**Source data:**
"""
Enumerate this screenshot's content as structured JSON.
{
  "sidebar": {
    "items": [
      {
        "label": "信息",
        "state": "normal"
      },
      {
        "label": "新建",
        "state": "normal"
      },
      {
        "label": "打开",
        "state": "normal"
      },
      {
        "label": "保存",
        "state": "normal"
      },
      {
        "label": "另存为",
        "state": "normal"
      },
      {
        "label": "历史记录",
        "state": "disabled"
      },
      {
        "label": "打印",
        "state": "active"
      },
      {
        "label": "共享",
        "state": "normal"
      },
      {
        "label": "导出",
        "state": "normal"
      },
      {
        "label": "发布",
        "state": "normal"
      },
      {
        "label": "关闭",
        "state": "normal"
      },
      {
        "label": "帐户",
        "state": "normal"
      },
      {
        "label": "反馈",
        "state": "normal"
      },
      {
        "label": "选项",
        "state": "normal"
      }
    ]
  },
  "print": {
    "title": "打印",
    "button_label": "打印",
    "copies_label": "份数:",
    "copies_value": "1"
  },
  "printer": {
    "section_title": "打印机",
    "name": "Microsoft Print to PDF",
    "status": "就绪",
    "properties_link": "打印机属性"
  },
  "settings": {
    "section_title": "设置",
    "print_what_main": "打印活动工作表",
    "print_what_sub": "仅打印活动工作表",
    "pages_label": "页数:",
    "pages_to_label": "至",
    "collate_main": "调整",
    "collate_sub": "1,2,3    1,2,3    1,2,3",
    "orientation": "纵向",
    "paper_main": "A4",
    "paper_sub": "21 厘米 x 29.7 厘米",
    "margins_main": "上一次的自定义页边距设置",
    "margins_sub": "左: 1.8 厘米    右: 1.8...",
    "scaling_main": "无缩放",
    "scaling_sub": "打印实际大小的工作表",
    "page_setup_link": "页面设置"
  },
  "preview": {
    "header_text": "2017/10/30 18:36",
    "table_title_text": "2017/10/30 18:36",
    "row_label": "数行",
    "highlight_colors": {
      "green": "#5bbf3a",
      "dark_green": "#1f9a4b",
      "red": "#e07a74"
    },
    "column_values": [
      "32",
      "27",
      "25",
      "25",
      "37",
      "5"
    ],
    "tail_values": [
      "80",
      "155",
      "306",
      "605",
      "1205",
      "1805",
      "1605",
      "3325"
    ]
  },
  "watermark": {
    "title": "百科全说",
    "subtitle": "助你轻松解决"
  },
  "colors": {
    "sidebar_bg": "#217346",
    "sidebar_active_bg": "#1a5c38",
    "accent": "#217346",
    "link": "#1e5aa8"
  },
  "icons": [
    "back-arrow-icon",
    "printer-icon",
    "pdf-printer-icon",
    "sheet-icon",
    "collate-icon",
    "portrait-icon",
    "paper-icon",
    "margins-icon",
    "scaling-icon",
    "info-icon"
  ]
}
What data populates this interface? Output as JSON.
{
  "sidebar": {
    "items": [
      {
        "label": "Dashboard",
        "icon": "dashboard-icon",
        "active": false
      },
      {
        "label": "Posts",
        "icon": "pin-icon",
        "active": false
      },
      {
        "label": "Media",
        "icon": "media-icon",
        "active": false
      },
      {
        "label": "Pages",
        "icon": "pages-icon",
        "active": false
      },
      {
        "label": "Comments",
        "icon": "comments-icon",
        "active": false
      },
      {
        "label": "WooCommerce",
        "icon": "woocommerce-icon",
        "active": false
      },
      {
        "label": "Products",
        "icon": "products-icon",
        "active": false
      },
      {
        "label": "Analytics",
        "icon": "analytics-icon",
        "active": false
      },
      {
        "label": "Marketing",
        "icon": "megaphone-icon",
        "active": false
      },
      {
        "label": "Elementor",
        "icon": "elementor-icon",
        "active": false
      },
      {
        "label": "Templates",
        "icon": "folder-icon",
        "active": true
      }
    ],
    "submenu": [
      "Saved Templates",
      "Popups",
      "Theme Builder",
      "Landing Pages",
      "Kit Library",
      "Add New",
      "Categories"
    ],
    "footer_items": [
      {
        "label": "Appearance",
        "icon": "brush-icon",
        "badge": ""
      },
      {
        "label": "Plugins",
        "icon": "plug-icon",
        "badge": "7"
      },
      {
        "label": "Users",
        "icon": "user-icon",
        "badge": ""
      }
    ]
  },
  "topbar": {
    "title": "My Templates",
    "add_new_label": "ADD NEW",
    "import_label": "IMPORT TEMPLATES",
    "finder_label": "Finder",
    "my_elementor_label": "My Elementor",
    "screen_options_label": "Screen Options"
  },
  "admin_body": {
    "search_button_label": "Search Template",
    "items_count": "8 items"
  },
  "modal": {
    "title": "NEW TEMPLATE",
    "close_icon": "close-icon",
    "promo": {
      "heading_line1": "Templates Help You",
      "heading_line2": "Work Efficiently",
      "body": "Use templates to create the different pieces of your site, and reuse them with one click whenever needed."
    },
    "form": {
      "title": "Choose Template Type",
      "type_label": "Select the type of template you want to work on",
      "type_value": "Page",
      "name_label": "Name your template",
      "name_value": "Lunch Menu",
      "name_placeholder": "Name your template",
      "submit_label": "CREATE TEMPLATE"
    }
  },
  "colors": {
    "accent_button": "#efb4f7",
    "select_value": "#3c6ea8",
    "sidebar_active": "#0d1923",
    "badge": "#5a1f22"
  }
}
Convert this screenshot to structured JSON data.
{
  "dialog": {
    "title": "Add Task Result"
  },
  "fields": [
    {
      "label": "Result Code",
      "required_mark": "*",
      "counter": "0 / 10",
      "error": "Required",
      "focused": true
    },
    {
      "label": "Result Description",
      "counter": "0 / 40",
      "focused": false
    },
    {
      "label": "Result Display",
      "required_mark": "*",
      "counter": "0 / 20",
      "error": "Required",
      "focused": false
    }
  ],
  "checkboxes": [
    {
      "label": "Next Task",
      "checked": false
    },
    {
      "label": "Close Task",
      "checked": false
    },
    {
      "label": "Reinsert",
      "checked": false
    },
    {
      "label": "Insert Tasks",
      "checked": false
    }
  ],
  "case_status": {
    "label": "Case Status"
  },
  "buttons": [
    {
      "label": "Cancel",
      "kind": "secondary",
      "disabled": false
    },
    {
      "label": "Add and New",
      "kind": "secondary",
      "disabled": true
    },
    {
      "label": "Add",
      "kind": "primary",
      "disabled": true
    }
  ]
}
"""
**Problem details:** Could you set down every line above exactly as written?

**Task solution:**
Enumerate this screenshot's content as structured JSON.
{
  "sidebar": {
    "items": [
      {
        "label": "信息",
        "state": "normal"
      },
      {
        "label": "新建",
        "state": "normal"
      },
      {
        "label": "打开",
        "state": "normal"
      },
      {
        "label": "保存",
        "state": "normal"
      },
      {
        "label": "另存为",
        "state": "normal"
      },
      {
        "label": "历史记录",
        "state": "disabled"
      },
      {
        "label": "打印",
        "state": "active"
      },
      {
        "label": "共享",
        "state": "normal"
      },
      {
        "label": "导出",
        "state": "normal"
      },
      {
        "label": "发布",
        "state": "normal"
      },
      {
        "label": "关闭",
        "state": "normal"
      },
      {
        "label": "帐户",
        "state": "normal"
      },
      {
        "label": "反馈",
        "state": "normal"
      },
      {
        "label": "选项",
        "state": "normal"
      }
    ]
  },
  "print": {
    "title": "打印",
    "button_label": "打印",
    "copies_label": "份数:",
    "copies_value": "1"
  },
  "printer": {
    "section_title": "打印机",
    "name": "Microsoft Print to PDF",
    "status": "就绪",
    "properties_link": "打印机属性"
  },
  "settings": {
    "section_title": "设置",
    "print_what_main": "打印活动工作表",
    "print_what_sub": "仅打印活动工作表",
    "pages_label": "页数:",
    "pages_to_label": "至",
    "collate_main": "调整",
    "collate_sub": "1,2,3    1,2,3    1,2,3",
    "orientation": "纵向",
    "paper_main": "A4",
    "paper_sub": "21 厘米 x 29.7 厘米",
    "margins_main": "上一次的自定义页边距设置",
    "margins_sub": "左: 1.8 厘米    右: 1.8...",
    "scaling_main": "无缩放",
    "scaling_sub": "打印实际大小的工作表",
    "page_setup_link": "页面设置"
  },
  "preview": {
    "header_text": "2017/10/30 18:36",
    "table_title_text": "2017/10/30 18:36",
    "row_label": "数行",
    "highlight_colors": {
      "green": "#5bbf3a",
      "dark_green": "#1f9a4b",
      "red": "#e07a74"
    },
    "column_values": [
      "32",
      "27",
      "25",
      "25",
      "37",
      "5"
    ],
    "tail_values": [
      "80",
      "155",
      "306",
      "605",
      "1205",
      "1805",
      "1605",
      "3325"
    ]
  },
  "watermark": {
    "title": "百科全说",
    "subtitle": "助你轻松解决"
  },
  "colors": {
    "sidebar_bg": "#217346",
    "sidebar_active_bg": "#1a5c38",
    "accent": "#217346",
    "link": "#1e5aa8"
  },
  "icons": [
    "back-arrow-icon",
    "printer-icon",
    "pdf-printer-icon",
    "sheet-icon",
    "collate-icon",
    "portrait-icon",
    "paper-icon",
    "margins-icon",
    "scaling-icon",
    "info-icon"
  ]
}
What data populates this interface? Output as JSON.
{
  "sidebar": {
    "items": [
      {
        "label": "Dashboard",
        "icon": "dashboard-icon",
        "active": false
      },
      {
        "label": "Posts",
        "icon": "pin-icon",
        "active": false
      },
      {
        "label": "Media",
        "icon": "media-icon",
        "active": false
      },
      {
        "label": "Pages",
        "icon": "pages-icon",
        "active": false
      },
      {
        "label": "Comments",
        "icon": "comments-icon",
        "active": false
      },
      {
        "label": "WooCommerce",
        "icon": "woocommerce-icon",
        "active": false
      },
      {
        "label": "Products",
        "icon": "products-icon",
        "active": false
      },
      {
        "label": "Analytics",
        "icon": "analytics-icon",
        "active": false
      },
      {
        "label": "Marketing",
        "icon": "megaphone-icon",
        "active": false
      },
      {
        "label": "Elementor",
        "icon": "elementor-icon",
        "active": false
      },
      {
        "label": "Templates",
        "icon": "folder-icon",
        "active": true
      }
    ],
    "submenu": [
      "Saved Templates",
      "Popups",
      "Theme Builder",
      "Landing Pages",
      "Kit Library",
      "Add New",
      "Categories"
    ],
    "footer_items": [
      {
        "label": "Appearance",
        "icon": "brush-icon",
        "badge": ""
      },
      {
        "label": "Plugins",
        "icon": "plug-icon",
        "badge": "7"
      },
      {
        "label": "Users",
        "icon": "user-icon",
        "badge": ""
      }
    ]
  },
  "topbar": {
    "title": "My Templates",
    "add_new_label": "ADD NEW",
    "import_label": "IMPORT TEMPLATES",
    "finder_label": "Finder",
    "my_elementor_label": "My Elementor",
    "screen_options_label": "Screen Options"
  },
  "admin_body": {
    "search_button_label": "Search Template",
    "items_count": "8 items"
  },
  "modal": {
    "title": "NEW TEMPLATE",
    "close_icon": "close-icon",
    "promo": {
      "heading_line1": "Templates Help You",
      "heading_line2": "Work Efficiently",
      "body": "Use templates to create the different pieces of your site, and reuse them with one click whenever needed."
    },
    "form": {
      "title": "Choose Template Type",
      "type_label": "Select the type of template you want to work on",
      "type_value": "Page",
      "name_label": "Name your template",
      "name_value": "Lunch Menu",
      "name_placeholder": "Name your template",
      "submit_label": "CREATE TEMPLATE"
    }
  },
  "colors": {
    "accent_button": "#efb4f7",
    "select_value": "#3c6ea8",
    "sidebar_active": "#0d1923",
    "badge": "#5a1f22"
  }
}
Convert this screenshot to structured JSON data.
{
  "dialog": {
    "title": "Add Task Result"
  },
  "fields": [
    {
      "label": "Result Code",
      "required_mark": "*",
      "counter": "0 / 10",
      "error": "Required",
      "focused": true
    },
    {
      "label": "Result Description",
      "counter": "0 / 40",
      "focused": false
    },
    {
      "label": "Result Display",
      "required_mark": "*",
      "counter": "0 / 20",
      "error": "Required",
      "focused": false
    }
  ],
  "checkboxes": [
    {
      "label": "Next Task",
      "checked": false
    },
    {
      "label": "Close Task",
      "checked": false
    },
    {
      "label": "Reinsert",
      "checked": false
    },
    {
      "label": "Insert Tasks",
      "checked": false
    }
  ],
  "case_status": {
    "label": "Case Status"
  },
  "buttons": [
    {
      "label": "Cancel",
      "kind": "secondary",
      "disabled": false
    },
    {
      "label": "Add and New",
      "kind": "secondary",
      "disabled": true
    },
    {
      "label": "Add",
      "kind": "primary",
      "disabled": true
    }
  ]
}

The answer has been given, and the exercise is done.